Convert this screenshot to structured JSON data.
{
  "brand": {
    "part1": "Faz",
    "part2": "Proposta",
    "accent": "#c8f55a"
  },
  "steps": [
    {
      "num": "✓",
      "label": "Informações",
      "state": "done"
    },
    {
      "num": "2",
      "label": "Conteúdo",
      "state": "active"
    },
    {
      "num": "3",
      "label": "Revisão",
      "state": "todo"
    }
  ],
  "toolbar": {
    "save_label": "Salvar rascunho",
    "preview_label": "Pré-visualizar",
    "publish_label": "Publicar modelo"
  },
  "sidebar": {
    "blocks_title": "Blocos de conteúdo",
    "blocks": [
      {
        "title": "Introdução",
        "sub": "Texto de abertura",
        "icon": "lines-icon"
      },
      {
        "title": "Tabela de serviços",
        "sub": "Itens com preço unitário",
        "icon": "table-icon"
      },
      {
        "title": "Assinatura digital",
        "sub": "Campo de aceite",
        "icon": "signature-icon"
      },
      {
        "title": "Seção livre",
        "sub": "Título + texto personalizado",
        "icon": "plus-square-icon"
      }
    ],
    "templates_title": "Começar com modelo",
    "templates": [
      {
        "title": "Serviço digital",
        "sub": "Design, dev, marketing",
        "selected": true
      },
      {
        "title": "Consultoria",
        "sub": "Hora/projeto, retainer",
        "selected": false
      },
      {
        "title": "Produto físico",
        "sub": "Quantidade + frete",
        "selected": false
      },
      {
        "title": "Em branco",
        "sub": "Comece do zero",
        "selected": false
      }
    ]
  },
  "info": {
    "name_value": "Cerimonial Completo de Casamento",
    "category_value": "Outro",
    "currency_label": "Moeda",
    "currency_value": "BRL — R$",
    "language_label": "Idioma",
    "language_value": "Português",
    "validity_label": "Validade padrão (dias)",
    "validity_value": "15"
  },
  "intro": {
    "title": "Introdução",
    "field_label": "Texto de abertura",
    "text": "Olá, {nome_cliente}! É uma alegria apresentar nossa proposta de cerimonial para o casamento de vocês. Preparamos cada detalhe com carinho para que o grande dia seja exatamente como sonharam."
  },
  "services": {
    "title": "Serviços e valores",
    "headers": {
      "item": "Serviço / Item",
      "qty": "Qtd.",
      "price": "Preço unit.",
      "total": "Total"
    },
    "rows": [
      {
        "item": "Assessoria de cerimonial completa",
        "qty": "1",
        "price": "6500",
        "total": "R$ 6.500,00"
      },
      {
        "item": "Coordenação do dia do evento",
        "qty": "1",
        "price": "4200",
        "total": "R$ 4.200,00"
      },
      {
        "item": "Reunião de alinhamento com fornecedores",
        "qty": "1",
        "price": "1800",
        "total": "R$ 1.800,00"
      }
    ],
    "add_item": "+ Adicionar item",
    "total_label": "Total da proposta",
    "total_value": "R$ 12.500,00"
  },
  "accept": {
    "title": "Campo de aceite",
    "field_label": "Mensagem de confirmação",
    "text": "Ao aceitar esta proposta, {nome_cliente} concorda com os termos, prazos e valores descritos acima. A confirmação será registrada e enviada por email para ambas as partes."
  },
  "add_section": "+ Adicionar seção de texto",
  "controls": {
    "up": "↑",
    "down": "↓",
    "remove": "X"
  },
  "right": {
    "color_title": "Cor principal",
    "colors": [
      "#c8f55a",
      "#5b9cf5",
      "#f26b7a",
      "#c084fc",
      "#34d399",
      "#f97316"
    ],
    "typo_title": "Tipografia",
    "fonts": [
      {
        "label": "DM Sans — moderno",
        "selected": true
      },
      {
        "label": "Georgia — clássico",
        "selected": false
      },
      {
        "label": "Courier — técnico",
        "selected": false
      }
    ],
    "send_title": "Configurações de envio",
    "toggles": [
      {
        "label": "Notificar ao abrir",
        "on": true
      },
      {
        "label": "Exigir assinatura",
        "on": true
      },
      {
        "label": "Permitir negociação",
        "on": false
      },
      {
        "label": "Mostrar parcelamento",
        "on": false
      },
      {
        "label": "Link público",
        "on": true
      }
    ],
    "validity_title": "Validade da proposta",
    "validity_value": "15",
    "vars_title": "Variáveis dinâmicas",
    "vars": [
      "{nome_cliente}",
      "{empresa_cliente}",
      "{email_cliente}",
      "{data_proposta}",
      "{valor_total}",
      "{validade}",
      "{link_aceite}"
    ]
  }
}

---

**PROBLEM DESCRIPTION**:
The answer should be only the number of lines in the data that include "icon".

**REPLY TO THE TASK**:
4